▶ [Work order]: Every record should be copied exactly, except that pictures are to be omitted.

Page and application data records
-------
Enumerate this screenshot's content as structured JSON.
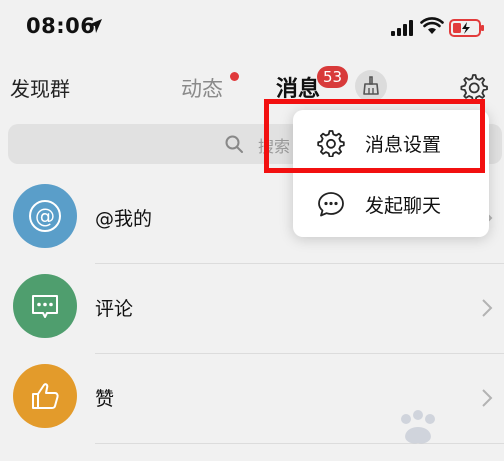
{
  "status_bar": {
    "time": "08:06"
  },
  "header": {
    "tab_discover": "发现群",
    "tab_dongtai": "动态",
    "tab_messages": "消息",
    "messages_badge": "53"
  },
  "search": {
    "placeholder": "搜索"
  },
  "list": {
    "items": [
      {
        "label": "@我的",
        "icon": "at-icon",
        "color": "#5a9ec9"
      },
      {
        "label": "评论",
        "icon": "comment-icon",
        "color": "#4f9e6e"
      },
      {
        "label": "赞",
        "icon": "thumbs-up-icon",
        "color": "#e39b2b"
      }
    ]
  },
  "popup": {
    "items": [
      {
        "label": "消息设置",
        "icon": "gear-icon"
      },
      {
        "label": "发起聊天",
        "icon": "chat-bubble-icon"
      }
    ]
  },
  "colors": {
    "accent_red": "#d83a3a",
    "highlight_red": "#f21010"
  }
}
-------
▶ [Output of the exercise]:
Enumerate this screenshot's content as structured JSON.
{
  "status_bar": {
    "time": "08:06"
  },
  "header": {
    "tab_discover": "发现群",
    "tab_dongtai": "动态",
    "tab_messages": "消息",
    "messages_badge": "53"
  },
  "search": {
    "placeholder": "搜索"
  },
  "list": {
    "items": [
      {
        "label": "@我的",
        "icon": "at-icon",
        "color": "#5a9ec9"
      },
      {
        "label": "评论",
        "icon": "comment-icon",
        "color": "#4f9e6e"
      },
      {
        "label": "赞",
        "icon": "thumbs-up-icon",
        "color": "#e39b2b"
      }
    ]
  },
  "popup": {
    "items": [
      {
        "label": "消息设置",
        "icon": "gear-icon"
      },
      {
        "label": "发起聊天",
        "icon": "chat-bubble-icon"
      }
    ]
  },
  "colors": {
    "accent_red": "#d83a3a",
    "highlight_red": "#f21010"
  }
}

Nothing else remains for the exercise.